Where the word "color" occurs in a line of the data, return the whole line.
MATERIAL FOR THE TASK below:
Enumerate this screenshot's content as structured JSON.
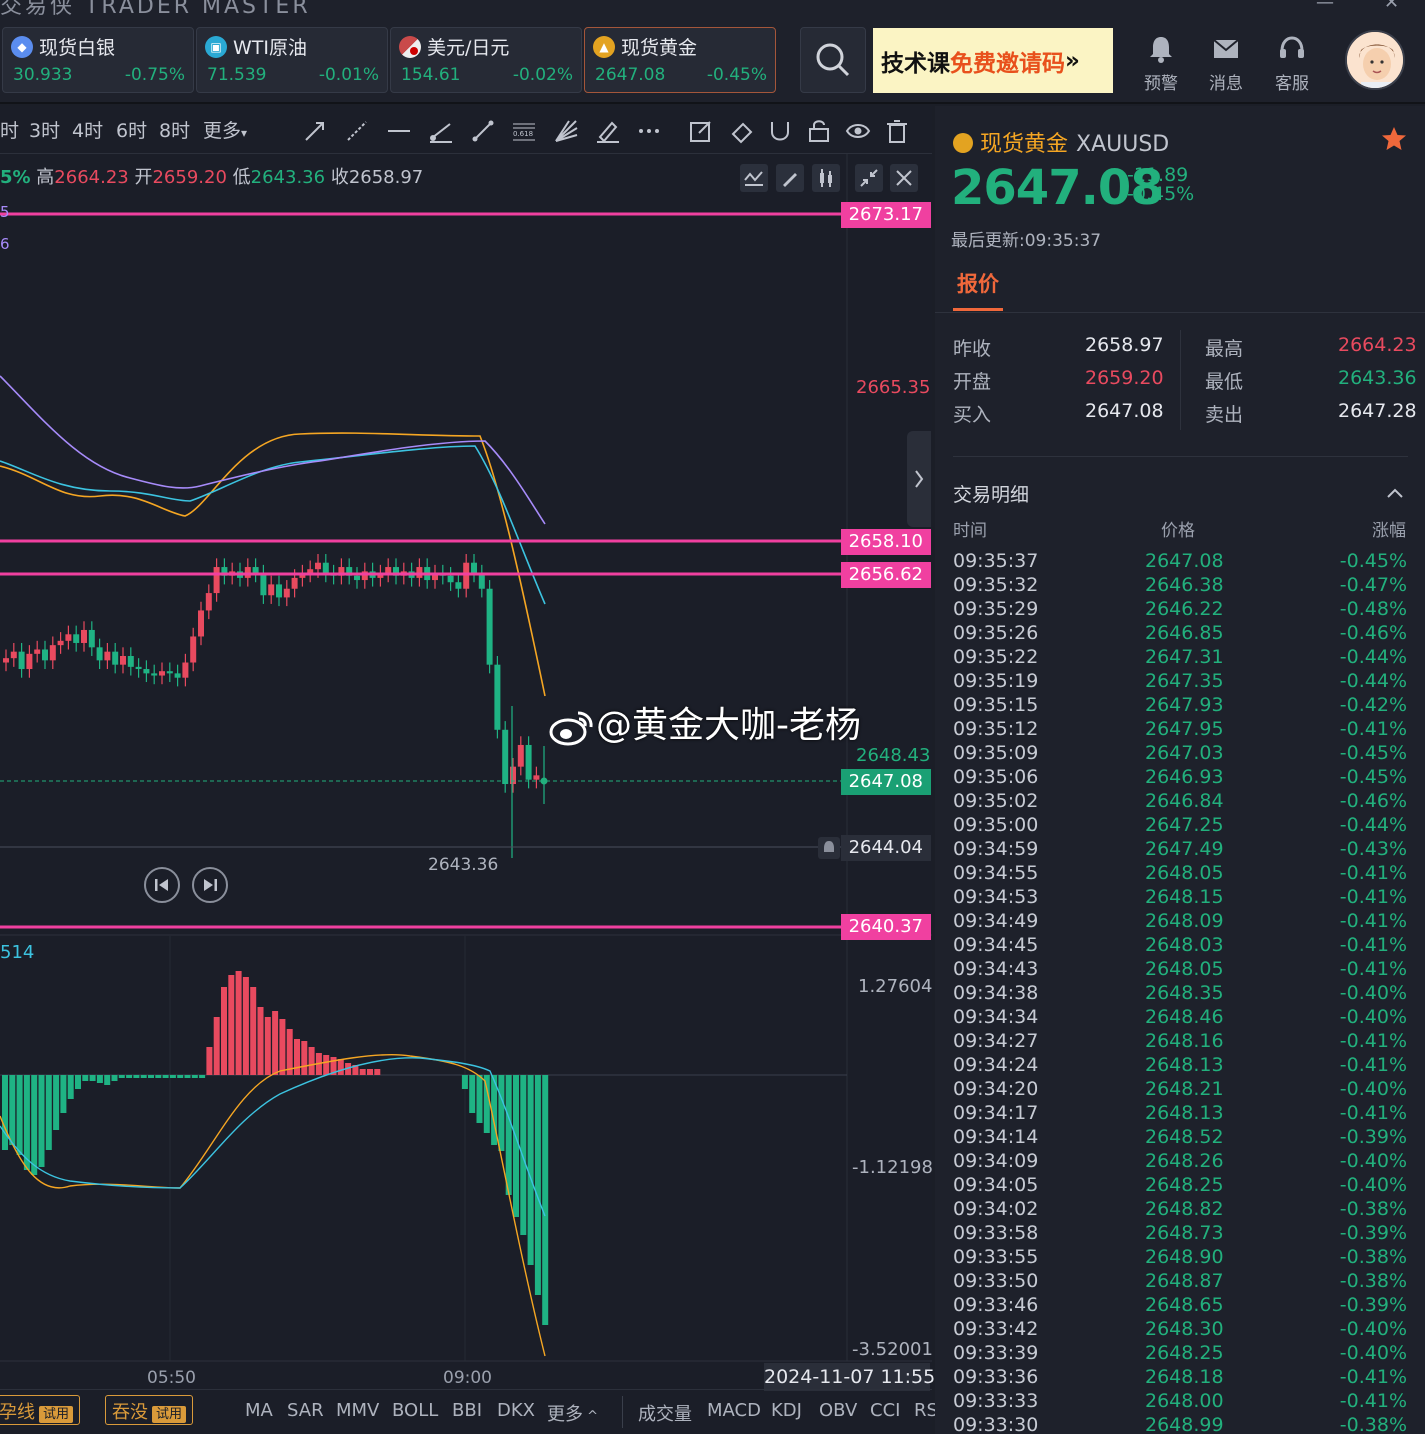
{
  "app": {
    "title": "交易侠 TRADER MASTER"
  },
  "quotes": [
    {
      "name": "现货白银",
      "price": "30.933",
      "change": "-0.75%",
      "icon": "silver-coin-icon",
      "color": "#5b8def"
    },
    {
      "name": "WTI原油",
      "price": "71.539",
      "change": "-0.01%",
      "icon": "oil-barrel-icon",
      "color": "#2aa9d4"
    },
    {
      "name": "美元/日元",
      "price": "154.61",
      "change": "-0.02%",
      "icon": "us-flag-icon",
      "color": "#c94a4a"
    },
    {
      "name": "现货黄金",
      "price": "2647.08",
      "change": "-0.45%",
      "icon": "gold-coin-icon",
      "color": "#e3a321"
    }
  ],
  "promo": {
    "part1": "技术课",
    "part2": "免费邀请码",
    "arrow": "»"
  },
  "header_icons": [
    {
      "label": "预警",
      "icon": "bell-icon"
    },
    {
      "label": "消息",
      "icon": "mail-icon"
    },
    {
      "label": "客服",
      "icon": "headset-icon"
    }
  ],
  "timeframes": [
    "时",
    "3时",
    "4时",
    "6时",
    "8时",
    "更多"
  ],
  "ohlc": {
    "pct": "5%",
    "high_label": "高",
    "high": "2664.23",
    "open_label": "开",
    "open": "2659.20",
    "low_label": "低",
    "low": "2643.36",
    "close_label": "收",
    "close": "2658.97"
  },
  "price_levels": {
    "l1": "2673.17",
    "l2": "2665.35",
    "l3": "2658.10",
    "l4": "2656.62",
    "l5": "2648.43",
    "l6": "2647.08",
    "l7": "2644.04",
    "l8": "2640.37",
    "low_mark": "2643.36"
  },
  "macd": {
    "label": "514",
    "t1": "1.27604",
    "t2": "-1.12198",
    "t3": "-3.52001"
  },
  "xaxis": {
    "t1": "05:50",
    "t2": "09:00",
    "date": "2024-11-07 11:55"
  },
  "watermark": "@黄金大咖-老杨",
  "bottom": {
    "try1": "孕线",
    "try2": "吞没",
    "try_tag": "试用",
    "indicators": [
      "MA",
      "SAR",
      "MMV",
      "BOLL",
      "BBI",
      "DKX",
      "更多"
    ],
    "indicators2": [
      "成交量",
      "MACD",
      "KDJ",
      "OBV",
      "CCI",
      "RS"
    ]
  },
  "panel": {
    "name": "现货黄金",
    "symbol": "XAUUSD",
    "price": "2647.08",
    "chg": "-11.89",
    "chg_pct": "-0.45%",
    "updated": "最后更新:09:35:37",
    "tab": "报价",
    "q": {
      "prev_label": "昨收",
      "prev": "2658.97",
      "high_label": "最高",
      "high": "2664.23",
      "open_label": "开盘",
      "open": "2659.20",
      "low_label": "最低",
      "low": "2643.36",
      "bid_label": "买入",
      "bid": "2647.08",
      "ask_label": "卖出",
      "ask": "2647.28"
    },
    "details_title": "交易明细",
    "cols": {
      "time": "时间",
      "price": "价格",
      "chg": "涨幅"
    },
    "trades": [
      [
        "09:35:37",
        "2647.08",
        "-0.45%"
      ],
      [
        "09:35:32",
        "2646.38",
        "-0.47%"
      ],
      [
        "09:35:29",
        "2646.22",
        "-0.48%"
      ],
      [
        "09:35:26",
        "2646.85",
        "-0.46%"
      ],
      [
        "09:35:22",
        "2647.31",
        "-0.44%"
      ],
      [
        "09:35:19",
        "2647.35",
        "-0.44%"
      ],
      [
        "09:35:15",
        "2647.93",
        "-0.42%"
      ],
      [
        "09:35:12",
        "2647.95",
        "-0.41%"
      ],
      [
        "09:35:09",
        "2647.03",
        "-0.45%"
      ],
      [
        "09:35:06",
        "2646.93",
        "-0.45%"
      ],
      [
        "09:35:02",
        "2646.84",
        "-0.46%"
      ],
      [
        "09:35:00",
        "2647.25",
        "-0.44%"
      ],
      [
        "09:34:59",
        "2647.49",
        "-0.43%"
      ],
      [
        "09:34:55",
        "2648.05",
        "-0.41%"
      ],
      [
        "09:34:53",
        "2648.15",
        "-0.41%"
      ],
      [
        "09:34:49",
        "2648.09",
        "-0.41%"
      ],
      [
        "09:34:45",
        "2648.03",
        "-0.41%"
      ],
      [
        "09:34:43",
        "2648.05",
        "-0.41%"
      ],
      [
        "09:34:38",
        "2648.35",
        "-0.40%"
      ],
      [
        "09:34:34",
        "2648.46",
        "-0.40%"
      ],
      [
        "09:34:27",
        "2648.16",
        "-0.41%"
      ],
      [
        "09:34:24",
        "2648.13",
        "-0.41%"
      ],
      [
        "09:34:20",
        "2648.21",
        "-0.40%"
      ],
      [
        "09:34:17",
        "2648.13",
        "-0.41%"
      ],
      [
        "09:34:14",
        "2648.52",
        "-0.39%"
      ],
      [
        "09:34:09",
        "2648.26",
        "-0.40%"
      ],
      [
        "09:34:05",
        "2648.25",
        "-0.40%"
      ],
      [
        "09:34:02",
        "2648.82",
        "-0.38%"
      ],
      [
        "09:33:58",
        "2648.73",
        "-0.39%"
      ],
      [
        "09:33:55",
        "2648.90",
        "-0.38%"
      ],
      [
        "09:33:50",
        "2648.87",
        "-0.38%"
      ],
      [
        "09:33:46",
        "2648.65",
        "-0.39%"
      ],
      [
        "09:33:42",
        "2648.30",
        "-0.40%"
      ],
      [
        "09:33:39",
        "2648.25",
        "-0.40%"
      ],
      [
        "09:33:36",
        "2648.18",
        "-0.41%"
      ],
      [
        "09:33:33",
        "2648.00",
        "-0.41%"
      ],
      [
        "09:33:30",
        "2648.99",
        "-0.38%"
      ]
    ]
  }
}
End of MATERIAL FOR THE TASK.
**OUTPUT**.
      "color": "#5b8def"
      "color": "#2aa9d4"
      "color": "#c94a4a"
      "color": "#e3a321"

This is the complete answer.